The relationship between the Reichswehr and Red Army was also one of distrust. Some senior Soviet officers such as I.P. Uborevich studied at the German War College, and a small number of more junior officers did attend German training courses at Kazan. In general, Defence Commissar K.V. Voroshilov preferred to train Soviet tank officers at the Red Army Armour Centre at Voronezh. The importance of these limited but invaluable exchanges on the development of each army's ideas on the combat employment of tanks is difficult to assess. Both looked extensively to the British Army's successful experience in World War I as well as its developments during the post-war period.
As would be expected during any period of change in military affairs. German and Soviet military texts and articles at this point were translated and studied closely by both sides. But so were those of a wide number of other combative nations. Many of the conclusions about tactics which were reached during this era by the Reichswehr and the Red Army had strong parallels, but it stands to reason that they are so manifestly logical that it would be fruitless to try and argue which nation's designers and engineers inspired the other.

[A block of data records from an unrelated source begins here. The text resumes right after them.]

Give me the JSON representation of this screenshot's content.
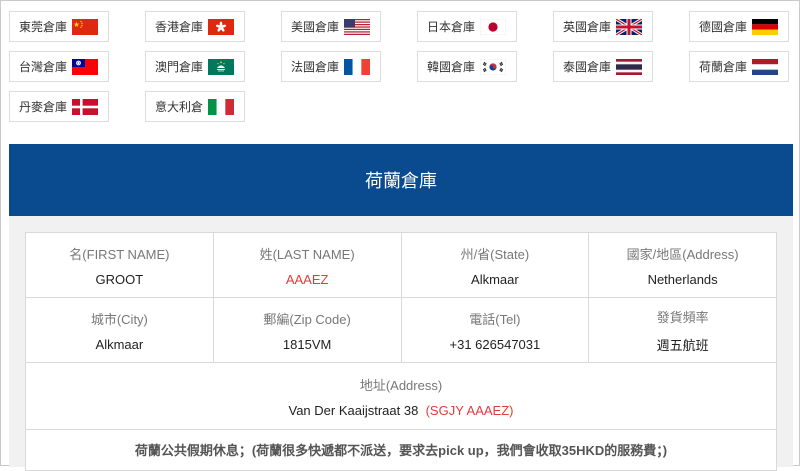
{
  "warehouses": [
    {
      "label": "東莞倉庫",
      "flag": "cn"
    },
    {
      "label": "香港倉庫",
      "flag": "hk"
    },
    {
      "label": "美國倉庫",
      "flag": "us"
    },
    {
      "label": "日本倉庫",
      "flag": "jp"
    },
    {
      "label": "英國倉庫",
      "flag": "uk"
    },
    {
      "label": "德國倉庫",
      "flag": "de"
    },
    {
      "label": "台灣倉庫",
      "flag": "tw"
    },
    {
      "label": "澳門倉庫",
      "flag": "mo"
    },
    {
      "label": "法國倉庫",
      "flag": "fr"
    },
    {
      "label": "韓國倉庫",
      "flag": "kr"
    },
    {
      "label": "泰國倉庫",
      "flag": "th"
    },
    {
      "label": "荷蘭倉庫",
      "flag": "nl"
    },
    {
      "label": "丹麥倉庫",
      "flag": "dk"
    },
    {
      "label": "意大利倉",
      "flag": "it"
    }
  ],
  "banner": {
    "title": "荷蘭倉庫"
  },
  "info": {
    "first_name": {
      "label": "名(FIRST NAME)",
      "value": "GROOT"
    },
    "last_name": {
      "label": "姓(LAST NAME)",
      "value": "AAAEZ"
    },
    "state": {
      "label": "州/省(State)",
      "value": "Alkmaar"
    },
    "country": {
      "label": "國家/地區(Address)",
      "value": "Netherlands"
    },
    "city": {
      "label": "城市(City)",
      "value": "Alkmaar"
    },
    "zip": {
      "label": "郵編(Zip Code)",
      "value": "1815VM"
    },
    "tel": {
      "label": "電話(Tel)",
      "value": "+31 626547031"
    },
    "frequency": {
      "label": "發貨頻率",
      "value": "週五航班"
    },
    "address": {
      "label": "地址(Address)",
      "value": "Van Der Kaaijstraat 38",
      "code": "(SGJY AAAEZ)"
    },
    "note": "荷蘭公共假期休息；(荷蘭很多快遞都不派送，要求去pick up，我們會收取35HKD的服務費；)"
  },
  "colors": {
    "banner": "#0a4a8e",
    "accent_red": "#e23b3b"
  }
}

What can be said with some certainty about this period is that between 1920 and 1930, the Red Army was a vibrant and imaginarive organization that was busily engaged in developing its own unique ideas about the combat employment of tanks. These ideas were not a pale imitation of Germany's, or of other nations. In fact, in some areas, the Soviets were to prove startlingly original.